> Dataset records:
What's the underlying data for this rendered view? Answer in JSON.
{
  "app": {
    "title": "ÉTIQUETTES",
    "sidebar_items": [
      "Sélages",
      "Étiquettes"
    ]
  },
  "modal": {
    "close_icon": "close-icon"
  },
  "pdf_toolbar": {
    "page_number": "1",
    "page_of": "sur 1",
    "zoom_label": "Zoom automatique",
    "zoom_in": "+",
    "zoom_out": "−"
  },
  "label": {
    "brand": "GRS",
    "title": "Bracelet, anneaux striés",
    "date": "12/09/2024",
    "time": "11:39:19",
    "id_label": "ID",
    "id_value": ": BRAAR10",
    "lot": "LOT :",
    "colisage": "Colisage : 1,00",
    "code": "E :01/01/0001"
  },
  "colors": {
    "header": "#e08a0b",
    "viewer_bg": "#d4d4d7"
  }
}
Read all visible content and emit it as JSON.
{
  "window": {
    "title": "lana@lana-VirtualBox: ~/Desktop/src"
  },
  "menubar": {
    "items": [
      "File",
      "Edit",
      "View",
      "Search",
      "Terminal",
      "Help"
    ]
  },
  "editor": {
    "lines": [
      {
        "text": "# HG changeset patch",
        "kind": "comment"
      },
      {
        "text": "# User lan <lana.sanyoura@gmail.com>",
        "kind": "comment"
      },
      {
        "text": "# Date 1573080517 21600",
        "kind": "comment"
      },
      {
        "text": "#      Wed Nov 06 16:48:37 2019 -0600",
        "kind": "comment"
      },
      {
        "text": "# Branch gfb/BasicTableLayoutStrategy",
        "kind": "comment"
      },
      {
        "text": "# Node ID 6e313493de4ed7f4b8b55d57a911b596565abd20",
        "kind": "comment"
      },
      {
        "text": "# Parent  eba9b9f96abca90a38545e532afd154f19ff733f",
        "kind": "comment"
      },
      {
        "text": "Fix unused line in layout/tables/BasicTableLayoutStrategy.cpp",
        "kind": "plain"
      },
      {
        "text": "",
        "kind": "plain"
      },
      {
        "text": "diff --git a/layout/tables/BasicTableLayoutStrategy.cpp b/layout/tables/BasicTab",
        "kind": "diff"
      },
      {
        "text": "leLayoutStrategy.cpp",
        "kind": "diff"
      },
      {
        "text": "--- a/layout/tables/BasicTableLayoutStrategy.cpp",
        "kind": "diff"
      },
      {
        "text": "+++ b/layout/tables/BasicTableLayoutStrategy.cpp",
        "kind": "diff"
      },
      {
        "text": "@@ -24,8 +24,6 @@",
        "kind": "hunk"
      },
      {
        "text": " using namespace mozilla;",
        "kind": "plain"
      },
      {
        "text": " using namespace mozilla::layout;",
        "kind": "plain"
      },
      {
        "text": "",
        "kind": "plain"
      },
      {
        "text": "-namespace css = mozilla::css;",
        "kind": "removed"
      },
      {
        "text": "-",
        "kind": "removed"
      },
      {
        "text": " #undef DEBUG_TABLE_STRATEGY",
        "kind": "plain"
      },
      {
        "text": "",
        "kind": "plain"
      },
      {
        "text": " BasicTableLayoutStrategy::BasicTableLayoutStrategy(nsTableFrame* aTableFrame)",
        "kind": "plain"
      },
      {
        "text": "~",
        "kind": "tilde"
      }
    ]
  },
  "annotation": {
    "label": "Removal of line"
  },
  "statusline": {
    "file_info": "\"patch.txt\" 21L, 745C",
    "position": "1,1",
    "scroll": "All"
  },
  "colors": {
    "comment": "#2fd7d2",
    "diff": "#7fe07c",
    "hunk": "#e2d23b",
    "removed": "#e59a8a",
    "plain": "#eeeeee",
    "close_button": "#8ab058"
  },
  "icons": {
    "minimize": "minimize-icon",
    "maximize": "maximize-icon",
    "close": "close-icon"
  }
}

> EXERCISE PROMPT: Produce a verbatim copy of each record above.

> SOLUTION TO THE PROBLEM:
What's the underlying data for this rendered view? Answer in JSON.
{
  "app": {
    "title": "ÉTIQUETTES",
    "sidebar_items": [
      "Sélages",
      "Étiquettes"
    ]
  },
  "modal": {
    "close_icon": "close-icon"
  },
  "pdf_toolbar": {
    "page_number": "1",
    "page_of": "sur 1",
    "zoom_label": "Zoom automatique",
    "zoom_in": "+",
    "zoom_out": "−"
  },
  "label": {
    "brand": "GRS",
    "title": "Bracelet, anneaux striés",
    "date": "12/09/2024",
    "time": "11:39:19",
    "id_label": "ID",
    "id_value": ": BRAAR10",
    "lot": "LOT :",
    "colisage": "Colisage : 1,00",
    "code": "E :01/01/0001"
  },
  "colors": {
    "header": "#e08a0b",
    "viewer_bg": "#d4d4d7"
  }
}
Read all visible content and emit it as JSON.
{
  "window": {
    "title": "lana@lana-VirtualBox: ~/Desktop/src"
  },
  "menubar": {
    "items": [
      "File",
      "Edit",
      "View",
      "Search",
      "Terminal",
      "Help"
    ]
  },
  "editor": {
    "lines": [
      {
        "text": "# HG changeset patch",
        "kind": "comment"
      },
      {
        "text": "# User lan <lana.sanyoura@gmail.com>",
        "kind": "comment"
      },
      {
        "text": "# Date 1573080517 21600",
        "kind": "comment"
      },
      {
        "text": "#      Wed Nov 06 16:48:37 2019 -0600",
        "kind": "comment"
      },
      {
        "text": "# Branch gfb/BasicTableLayoutStrategy",
        "kind": "comment"
      },
      {
        "text": "# Node ID 6e313493de4ed7f4b8b55d57a911b596565abd20",
        "kind": "comment"
      },
      {
        "text": "# Parent  eba9b9f96abca90a38545e532afd154f19ff733f",
        "kind": "comment"
      },
      {
        "text": "Fix unused line in layout/tables/BasicTableLayoutStrategy.cpp",
        "kind": "plain"
      },
      {
        "text": "",
        "kind": "plain"
      },
      {
        "text": "diff --git a/layout/tables/BasicTableLayoutStrategy.cpp b/layout/tables/BasicTab",
        "kind": "diff"
      },
      {
        "text": "leLayoutStrategy.cpp",
        "kind": "diff"
      },
      {
        "text": "--- a/layout/tables/BasicTableLayoutStrategy.cpp",
        "kind": "diff"
      },
      {
        "text": "+++ b/layout/tables/BasicTableLayoutStrategy.cpp",
        "kind": "diff"
      },
      {
        "text": "@@ -24,8 +24,6 @@",
        "kind": "hunk"
      },
      {
        "text": " using namespace mozilla;",
        "kind": "plain"
      },
      {
        "text": " using namespace mozilla::layout;",
        "kind": "plain"
      },
      {
        "text": "",
        "kind": "plain"
      },
      {
        "text": "-namespace css = mozilla::css;",
        "kind": "removed"
      },
      {
        "text": "-",
        "kind": "removed"
      },
      {
        "text": " #undef DEBUG_TABLE_STRATEGY",
        "kind": "plain"
      },
      {
        "text": "",
        "kind": "plain"
      },
      {
        "text": " BasicTableLayoutStrategy::BasicTableLayoutStrategy(nsTableFrame* aTableFrame)",
        "kind": "plain"
      },
      {
        "text": "~",
        "kind": "tilde"
      }
    ]
  },
  "annotation": {
    "label": "Removal of line"
  },
  "statusline": {
    "file_info": "\"patch.txt\" 21L, 745C",
    "position": "1,1",
    "scroll": "All"
  },
  "colors": {
    "comment": "#2fd7d2",
    "diff": "#7fe07c",
    "hunk": "#e2d23b",
    "removed": "#e59a8a",
    "plain": "#eeeeee",
    "close_button": "#8ab058"
  },
  "icons": {
    "minimize": "minimize-icon",
    "maximize": "maximize-icon",
    "close": "close-icon"
  }
}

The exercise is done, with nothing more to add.